AIM OF THE EXERCISE ::
I need all the entries repeated exactly as written.

SUPPLIED DATA ::
□ □ □ □ □

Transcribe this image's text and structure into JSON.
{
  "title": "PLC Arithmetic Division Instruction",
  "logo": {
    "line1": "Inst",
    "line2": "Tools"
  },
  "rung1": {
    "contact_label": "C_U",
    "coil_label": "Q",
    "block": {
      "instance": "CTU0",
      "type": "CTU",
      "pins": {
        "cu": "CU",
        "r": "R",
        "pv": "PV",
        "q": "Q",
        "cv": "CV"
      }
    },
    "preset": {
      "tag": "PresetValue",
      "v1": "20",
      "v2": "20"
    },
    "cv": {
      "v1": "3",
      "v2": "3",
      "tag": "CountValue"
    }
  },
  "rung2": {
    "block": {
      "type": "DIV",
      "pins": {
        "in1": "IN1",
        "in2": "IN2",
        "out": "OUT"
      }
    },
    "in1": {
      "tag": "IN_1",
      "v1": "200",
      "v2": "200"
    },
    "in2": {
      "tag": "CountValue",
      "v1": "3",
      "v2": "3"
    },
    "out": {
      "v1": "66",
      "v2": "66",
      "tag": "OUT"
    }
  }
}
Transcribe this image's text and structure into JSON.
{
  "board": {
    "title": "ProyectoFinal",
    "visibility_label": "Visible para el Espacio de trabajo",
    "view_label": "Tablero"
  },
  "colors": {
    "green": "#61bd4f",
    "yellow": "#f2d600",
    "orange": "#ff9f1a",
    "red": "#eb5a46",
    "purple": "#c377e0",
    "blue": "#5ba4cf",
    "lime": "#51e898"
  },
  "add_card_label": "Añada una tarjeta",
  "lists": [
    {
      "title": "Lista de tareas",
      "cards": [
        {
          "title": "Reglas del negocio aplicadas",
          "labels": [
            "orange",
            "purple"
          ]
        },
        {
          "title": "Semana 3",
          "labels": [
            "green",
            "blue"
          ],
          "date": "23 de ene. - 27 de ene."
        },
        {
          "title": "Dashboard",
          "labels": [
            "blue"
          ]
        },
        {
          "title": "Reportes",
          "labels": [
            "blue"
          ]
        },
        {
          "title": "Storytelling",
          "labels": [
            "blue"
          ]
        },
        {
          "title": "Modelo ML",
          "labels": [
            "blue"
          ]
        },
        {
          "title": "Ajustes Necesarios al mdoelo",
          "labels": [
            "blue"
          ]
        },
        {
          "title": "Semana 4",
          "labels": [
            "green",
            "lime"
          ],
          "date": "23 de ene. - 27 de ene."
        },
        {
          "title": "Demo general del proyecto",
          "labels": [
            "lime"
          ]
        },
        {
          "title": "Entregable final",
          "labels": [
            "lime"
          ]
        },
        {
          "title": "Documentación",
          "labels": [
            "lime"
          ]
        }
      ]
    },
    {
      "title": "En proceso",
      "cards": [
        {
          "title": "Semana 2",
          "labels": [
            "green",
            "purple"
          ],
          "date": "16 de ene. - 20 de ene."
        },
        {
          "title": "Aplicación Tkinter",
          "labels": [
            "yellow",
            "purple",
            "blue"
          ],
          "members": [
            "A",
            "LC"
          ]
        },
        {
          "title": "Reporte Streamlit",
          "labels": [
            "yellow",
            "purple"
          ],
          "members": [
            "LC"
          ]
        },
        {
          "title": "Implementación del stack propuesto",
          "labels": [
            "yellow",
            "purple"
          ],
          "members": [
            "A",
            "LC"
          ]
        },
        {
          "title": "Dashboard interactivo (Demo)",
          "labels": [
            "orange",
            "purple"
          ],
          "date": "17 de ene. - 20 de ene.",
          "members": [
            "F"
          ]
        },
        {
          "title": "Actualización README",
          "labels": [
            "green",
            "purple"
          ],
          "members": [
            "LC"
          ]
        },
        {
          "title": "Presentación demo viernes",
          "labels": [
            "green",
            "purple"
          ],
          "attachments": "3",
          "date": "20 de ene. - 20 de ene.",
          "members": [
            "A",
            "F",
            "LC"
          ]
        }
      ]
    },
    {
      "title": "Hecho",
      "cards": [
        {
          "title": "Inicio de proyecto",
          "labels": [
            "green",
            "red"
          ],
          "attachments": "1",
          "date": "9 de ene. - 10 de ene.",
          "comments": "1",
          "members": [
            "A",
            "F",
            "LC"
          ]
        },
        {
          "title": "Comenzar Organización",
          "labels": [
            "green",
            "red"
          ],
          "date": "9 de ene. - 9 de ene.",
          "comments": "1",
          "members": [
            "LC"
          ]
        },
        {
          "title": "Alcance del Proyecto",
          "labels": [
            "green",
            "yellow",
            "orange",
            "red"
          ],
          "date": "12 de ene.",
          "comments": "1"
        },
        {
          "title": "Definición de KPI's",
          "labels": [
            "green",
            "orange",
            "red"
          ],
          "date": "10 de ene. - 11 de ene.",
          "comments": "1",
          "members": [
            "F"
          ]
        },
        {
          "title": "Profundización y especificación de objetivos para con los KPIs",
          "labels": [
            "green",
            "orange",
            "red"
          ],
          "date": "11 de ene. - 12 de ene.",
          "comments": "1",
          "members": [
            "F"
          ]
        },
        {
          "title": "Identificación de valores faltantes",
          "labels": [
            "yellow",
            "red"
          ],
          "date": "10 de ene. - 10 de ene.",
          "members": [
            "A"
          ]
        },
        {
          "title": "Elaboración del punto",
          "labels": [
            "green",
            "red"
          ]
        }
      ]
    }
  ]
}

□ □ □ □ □

REPLY TO THE EXERCISE ::
Transcribe this image's text and structure into JSON.
{
  "title": "PLC Arithmetic Division Instruction",
  "logo": {
    "line1": "Inst",
    "line2": "Tools"
  },
  "rung1": {
    "contact_label": "C_U",
    "coil_label": "Q",
    "block": {
      "instance": "CTU0",
      "type": "CTU",
      "pins": {
        "cu": "CU",
        "r": "R",
        "pv": "PV",
        "q": "Q",
        "cv": "CV"
      }
    },
    "preset": {
      "tag": "PresetValue",
      "v1": "20",
      "v2": "20"
    },
    "cv": {
      "v1": "3",
      "v2": "3",
      "tag": "CountValue"
    }
  },
  "rung2": {
    "block": {
      "type": "DIV",
      "pins": {
        "in1": "IN1",
        "in2": "IN2",
        "out": "OUT"
      }
    },
    "in1": {
      "tag": "IN_1",
      "v1": "200",
      "v2": "200"
    },
    "in2": {
      "tag": "CountValue",
      "v1": "3",
      "v2": "3"
    },
    "out": {
      "v1": "66",
      "v2": "66",
      "tag": "OUT"
    }
  }
}
Transcribe this image's text and structure into JSON.
{
  "board": {
    "title": "ProyectoFinal",
    "visibility_label": "Visible para el Espacio de trabajo",
    "view_label": "Tablero"
  },
  "colors": {
    "green": "#61bd4f",
    "yellow": "#f2d600",
    "orange": "#ff9f1a",
    "red": "#eb5a46",
    "purple": "#c377e0",
    "blue": "#5ba4cf",
    "lime": "#51e898"
  },
  "add_card_label": "Añada una tarjeta",
  "lists": [
    {
      "title": "Lista de tareas",
      "cards": [
        {
          "title": "Reglas del negocio aplicadas",
          "labels": [
            "orange",
            "purple"
          ]
        },
        {
          "title": "Semana 3",
          "labels": [
            "green",
            "blue"
          ],
          "date": "23 de ene. - 27 de ene."
        },
        {
          "title": "Dashboard",
          "labels": [
            "blue"
          ]
        },
        {
          "title": "Reportes",
          "labels": [
            "blue"
          ]
        },
        {
          "title": "Storytelling",
          "labels": [
            "blue"
          ]
        },
        {
          "title": "Modelo ML",
          "labels": [
            "blue"
          ]
        },
        {
          "title": "Ajustes Necesarios al mdoelo",
          "labels": [
            "blue"
          ]
        },
        {
          "title": "Semana 4",
          "labels": [
            "green",
            "lime"
          ],
          "date": "23 de ene. - 27 de ene."
        },
        {
          "title": "Demo general del proyecto",
          "labels": [
            "lime"
          ]
        },
        {
          "title": "Entregable final",
          "labels": [
            "lime"
          ]
        },
        {
          "title": "Documentación",
          "labels": [
            "lime"
          ]
        }
      ]
    },
    {
      "title": "En proceso",
      "cards": [
        {
          "title": "Semana 2",
          "labels": [
            "green",
            "purple"
          ],
          "date": "16 de ene. - 20 de ene."
        },
        {
          "title": "Aplicación Tkinter",
          "labels": [
            "yellow",
            "purple",
            "blue"
          ],
          "members": [
            "A",
            "LC"
          ]
        },
        {
          "title": "Reporte Streamlit",
          "labels": [
            "yellow",
            "purple"
          ],
          "members": [
            "LC"
          ]
        },
        {
          "title": "Implementación del stack propuesto",
          "labels": [
            "yellow",
            "purple"
          ],
          "members": [
            "A",
            "LC"
          ]
        },
        {
          "title": "Dashboard interactivo (Demo)",
          "labels": [
            "orange",
            "purple"
          ],
          "date": "17 de ene. - 20 de ene.",
          "members": [
            "F"
          ]
        },
        {
          "title": "Actualización README",
          "labels": [
            "green",
            "purple"
          ],
          "members": [
            "LC"
          ]
        },
        {
          "title": "Presentación demo viernes",
          "labels": [
            "green",
            "purple"
          ],
          "attachments": "3",
          "date": "20 de ene. - 20 de ene.",
          "members": [
            "A",
            "F",
            "LC"
          ]
        }
      ]
    },
    {
      "title": "Hecho",
      "cards": [
        {
          "title": "Inicio de proyecto",
          "labels": [
            "green",
            "red"
          ],
          "attachments": "1",
          "date": "9 de ene. - 10 de ene.",
          "comments": "1",
          "members": [
            "A",
            "F",
            "LC"
          ]
        },
        {
          "title": "Comenzar Organización",
          "labels": [
            "green",
            "red"
          ],
          "date": "9 de ene. - 9 de ene.",
          "comments": "1",
          "members": [
            "LC"
          ]
        },
        {
          "title": "Alcance del Proyecto",
          "labels": [
            "green",
            "yellow",
            "orange",
            "red"
          ],
          "date": "12 de ene.",
          "comments": "1"
        },
        {
          "title": "Definición de KPI's",
          "labels": [
            "green",
            "orange",
            "red"
          ],
          "date": "10 de ene. - 11 de ene.",
          "comments": "1",
          "members": [
            "F"
          ]
        },
        {
          "title": "Profundización y especificación de objetivos para con los KPIs",
          "labels": [
            "green",
            "orange",
            "red"
          ],
          "date": "11 de ene. - 12 de ene.",
          "comments": "1",
          "members": [
            "F"
          ]
        },
        {
          "title": "Identificación de valores faltantes",
          "labels": [
            "yellow",
            "red"
          ],
          "date": "10 de ene. - 10 de ene.",
          "members": [
            "A"
          ]
        },
        {
          "title": "Elaboración del punto",
          "labels": [
            "green",
            "red"
          ]
        }
      ]
    }
  ]
}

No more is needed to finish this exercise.